Well, a few months ago, I made a list of books I said I was going to read through this Summer and/or finish. Can you believe I finished all of it? Actually, not only did I finish all of it, but a few other books can be added to that list as well.
The following are additional books I also finished. I read through Pseudo-Dionysius’s Divine Names and Mystical Theology. This one was a fairly light read but nevertheless thrilling. Also, I was kind of interested in expanding my knowledge of classical theism. One finds in this book that the basis of what is criticised by many modernist Evangelical theologians is actually strictly based in the scriptures. Was Pseudo-Dionysius a Platonist? If he was, he never cited Plato. His teachings have become influential in both Catholic and Eastern Orthodox theology.
The next book I was able to read through was The Life of the Virgin by St Maximus the Confessor. This is officially the start of my collection of Marian biographies. To this list, I have added volume 1 of the Bl Mary of Agreda’s Mystical City of God. This is actually also my first encounter with the writings of St Maximus the Confessor and it is not a work that is easy to find in English. Thanks to Stephen J. Shoemaker it is! The Greek translation is gone but a Georgian monk was able to preserve it somewhere around the 9th-10th century A.D. and it the monk preferred to use it in the divine liturgies as well.
Then I also added to my reading a list a book I had first encountered as an undergraduate in a study of Judaism and the origins of Christianity. This book is Daniel Boyarin’s Border Lines. Boyarin approaches the issue as a religious sociologist so if one is not caught up in terms of religious sociology, one is going to be lost reading it. It by no means is a theological work despite the fact he frames the separation in terms of the creation of theologies that became orthodoxies and heresies to both the religions. In addition, he approaches the question as to how accurate it is to think of Judaism as a religion as it has often been framed from the Christian mindset. He writes from a Jewish perspective of the issue as he himself is an Orthodox Jew.
I also was able to read Julius Caesar’s The Gallic War. This gave me a sneak-peek as to what to expect in my upcoming Latin class this semester as we will be working a lot on translating this work of Caesar’s. It was a bit of a difficult read especially since Caesar so oddly refers to himself in the third person a lot. “Caesar did this.” “Caesar did that.” I was perplexed as to how it came to be attributed that Caesar wrote this. But it will be interesting to see how my own translation of the texts this coming semester of Latin will compare to the Oxord’s Classics edition.

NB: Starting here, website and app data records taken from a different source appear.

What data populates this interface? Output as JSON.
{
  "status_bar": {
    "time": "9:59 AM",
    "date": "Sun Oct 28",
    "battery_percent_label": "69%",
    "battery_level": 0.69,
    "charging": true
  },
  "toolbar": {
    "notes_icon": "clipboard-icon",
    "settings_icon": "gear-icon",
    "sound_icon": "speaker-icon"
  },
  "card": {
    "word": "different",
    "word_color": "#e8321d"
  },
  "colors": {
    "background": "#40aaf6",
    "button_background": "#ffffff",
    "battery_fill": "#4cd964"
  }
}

Finally, I read through the Dialogue of St Catherine of Siena. Other than St Maximus the Confessor’s 7th century hagiography of the Virgin, this is actually the only other medieval spiritual text I read. I love reading the Catholic mystical theology especially in the middle ages because it is so rich. I would count St Hildegard except I read the Scivias kind of before the reading list started. It just ended up on the reading list as something I read prior to beginning it. I have of course, on my wishlist right now, St Bonaventura, St Bernard of Clairvaux, and St Bridget of Sweden.
I also have started another book which I hope to be through by next week. Herman Melville’s Moby Dick. I’m not too thrilled with the characters right now. They are quite bland. Maybe they’ll get better as I progress through the book but I suppose I just like romance and spiritual literature. Perhaps after this, I might try some Jane Austen as a couple of books I have on my wishlist of hers are from a critical series I’m wanting to look into called the Ignatius Critical Series of Ignatius Press. I might go back to more Tolstoy and Dostoevsky as well. Nothing can beat the Russians and their character developments. War and Peace was littered with so many good characters. Characters you could absolutely hate, characters you could absolutely love, and characters that were so complex, you had no idea what to think or predict about them.
Of course, my favorite things I like reading right now–literature, mystical and ascetical theology, the New Testament, and history. I’ll probably be back into reading multiple books at once as well.